June 9, 2020

UTA Artist Space Launches First Virtual Exhibit Featuring 12 Emerging Black Artists

By Chris Gardner

UTA
“Aston and Ethan,” by artist Alfred Conteh. (Courtesy of Alfred Conteh and Galerie Myrtis)

UTA Artist Space has launched its first virtual exhibition amid the coronavirus pandemic. Starting today and running through July 3, the venue will host Renaissance: Noir, featuring paintings by 12 emerging Black artists on its website.Curated by Myrtis Bedolla, Baltimore-based owner of Galerie Myrtis, Renaissance: Noir is said to investigate “Blackness on the continuum of the historiographies of Black artists’ narratives that assert, individually and collectively, their state of mind and state of being Black,” per today’s announcement.
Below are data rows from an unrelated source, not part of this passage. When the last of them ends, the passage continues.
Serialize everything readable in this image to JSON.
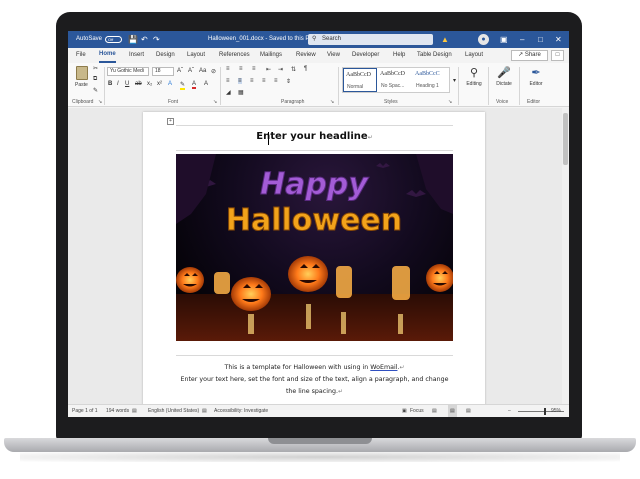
{
  "titlebar": {
    "autosave_label": "AutoSave",
    "autosave_state": "Off",
    "document_title": "Halloween_001.docx - Saved to this PC",
    "search_placeholder": "Search",
    "icons": [
      "save-icon",
      "undo-icon",
      "redo-icon",
      "search-icon",
      "warning-icon",
      "avatar",
      "ribbon-display-icon",
      "minimize-icon",
      "maximize-icon",
      "close-icon"
    ]
  },
  "menu": {
    "tabs": [
      {
        "label": "File"
      },
      {
        "label": "Home"
      },
      {
        "label": "Insert"
      },
      {
        "label": "Design"
      },
      {
        "label": "Layout"
      },
      {
        "label": "References"
      },
      {
        "label": "Mailings"
      },
      {
        "label": "Review"
      },
      {
        "label": "View"
      },
      {
        "label": "Developer"
      },
      {
        "label": "Help"
      },
      {
        "label": "Table Design"
      },
      {
        "label": "Layout"
      }
    ],
    "active_tab": "Home",
    "share_label": "Share"
  },
  "ribbon": {
    "clipboard": {
      "paste_label": "Paste",
      "group_label": "Clipboard"
    },
    "font": {
      "font_name": "Yu Gothic Medi",
      "font_size": "18",
      "group_label": "Font"
    },
    "paragraph": {
      "group_label": "Paragraph"
    },
    "styles": {
      "group_label": "Styles",
      "items": [
        {
          "sample": "AaBbCcD",
          "name": "Normal"
        },
        {
          "sample": "AaBbCcD",
          "name": "No Spac..."
        },
        {
          "sample": "AaBbCcC",
          "name": "Heading 1"
        }
      ]
    },
    "editing": {
      "label": "Editing"
    },
    "voice": {
      "dictate_label": "Dictate",
      "group_label": "Voice"
    },
    "editor": {
      "label": "Editor",
      "group_label": "Editor"
    }
  },
  "document": {
    "headline": "Enter your headline",
    "image_text": {
      "line1": "Happy",
      "line2": "Halloween"
    },
    "body_line1_pre": "This is a template for Halloween with using in ",
    "body_line1_link": "WoEmail",
    "body_line1_post": ".",
    "body_line2": "Enter your text here, set the font and size of the text, align a paragraph, and change",
    "body_line3": "the line spacing."
  },
  "statusbar": {
    "page": "Page 1 of 1",
    "words": "194 words",
    "language": "English (United States)",
    "accessibility": "Accessibility: Investigate",
    "focus": "Focus",
    "zoom": "95%"
  },
  "colors": {
    "word_blue": "#2b579a",
    "pumpkin": "#ff7a1a",
    "happy_purple": "#a35cd6",
    "halloween_orange": "#f2a31b"
  }
}
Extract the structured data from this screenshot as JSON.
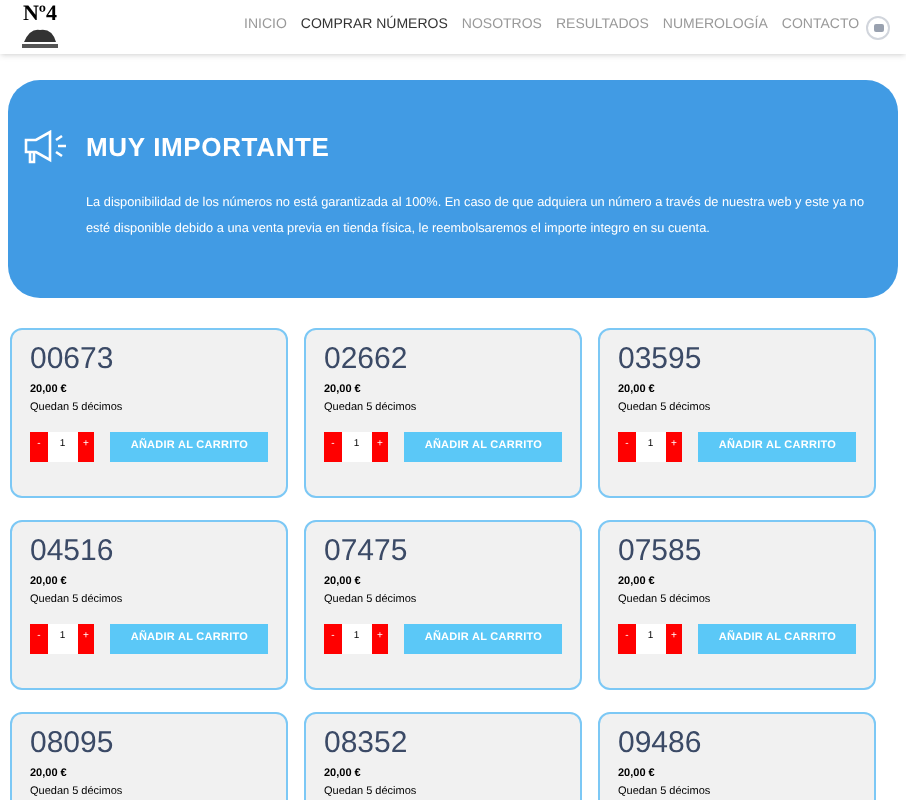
{
  "header": {
    "logo_text": "Nº4",
    "nav": [
      {
        "label": "INICIO",
        "selected": false
      },
      {
        "label": "COMPRAR NÚMEROS",
        "selected": true
      },
      {
        "label": "NOSOTROS",
        "selected": false
      },
      {
        "label": "RESULTADOS",
        "selected": false
      },
      {
        "label": "NUMEROLOGÍA",
        "selected": false
      },
      {
        "label": "CONTACTO",
        "selected": false
      }
    ]
  },
  "notice": {
    "title": "MUY IMPORTANTE",
    "text": "La disponibilidad de los números no está garantizada al 100%. En caso de que adquiera un número a través de nuestra web y este ya no esté disponible debido a una venta previa en tienda física, le reembolsaremos el importe integro en su cuenta."
  },
  "products": [
    {
      "number": "00673",
      "price": "20,00 €",
      "stock": "Quedan 5 décimos",
      "minus": "-",
      "quantity": "1",
      "plus": "+",
      "button": "AÑADIR AL CARRITO"
    },
    {
      "number": "02662",
      "price": "20,00 €",
      "stock": "Quedan 5 décimos",
      "minus": "-",
      "quantity": "1",
      "plus": "+",
      "button": "AÑADIR AL CARRITO"
    },
    {
      "number": "03595",
      "price": "20,00 €",
      "stock": "Quedan 5 décimos",
      "minus": "-",
      "quantity": "1",
      "plus": "+",
      "button": "AÑADIR AL CARRITO"
    },
    {
      "number": "04516",
      "price": "20,00 €",
      "stock": "Quedan 5 décimos",
      "minus": "-",
      "quantity": "1",
      "plus": "+",
      "button": "AÑADIR AL CARRITO"
    },
    {
      "number": "07475",
      "price": "20,00 €",
      "stock": "Quedan 5 décimos",
      "minus": "-",
      "quantity": "1",
      "plus": "+",
      "button": "AÑADIR AL CARRITO"
    },
    {
      "number": "07585",
      "price": "20,00 €",
      "stock": "Quedan 5 décimos",
      "minus": "-",
      "quantity": "1",
      "plus": "+",
      "button": "AÑADIR AL CARRITO"
    },
    {
      "number": "08095",
      "price": "20,00 €",
      "stock": "Quedan 5 décimos"
    },
    {
      "number": "08352",
      "price": "20,00 €",
      "stock": "Quedan 5 décimos"
    },
    {
      "number": "09486",
      "price": "20,00 €",
      "stock": "Quedan 5 décimos"
    }
  ]
}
It arrives at a time of a cultural reset and resurgence of the Black Lives Matter movement following the killing of George Floyd at the hands of a white police officer in Minneapolis.

The artists included in Renaissance: Noir include Tawny Chatmon, Wesley Clark, Alfred Conteh, Larry Cook, Morel Doucet, Monica Ikegwu, Ronald Jackson, M. Scott Johnson, Delita Martin, Arvie Smith, Nelson Stevens and Felandus Thames.

A portion of the proceeds from the exhibition will be donated to Artist Relief, a coalition of grant-makers that have rallied to support artists amid the pandemic.

Of the exhibit, Arthur Lewis, creative director of UTA Fine Arts and UTA Artist Space, said: “It is thanks to Myrtis Bedolla that I first saw the work of Amy Sherald and Jamia Richmond Edwards. She is a true visionary who continues to give broader visibility to the narrative of Blackness.”

Added Bedolla: “Renaissance: Noir is more poignant than ever as we share these thought-provoking works which depict the social, political, and historical journey of the Black experience through intergenerational narratives. I am excited to be partnering with UTA Artist Space on such a timely collection of paintings, prints, photographs, sculptures, and conceptual works, which span over 40 years of artistic production.”

More information about the exhibit can be found here.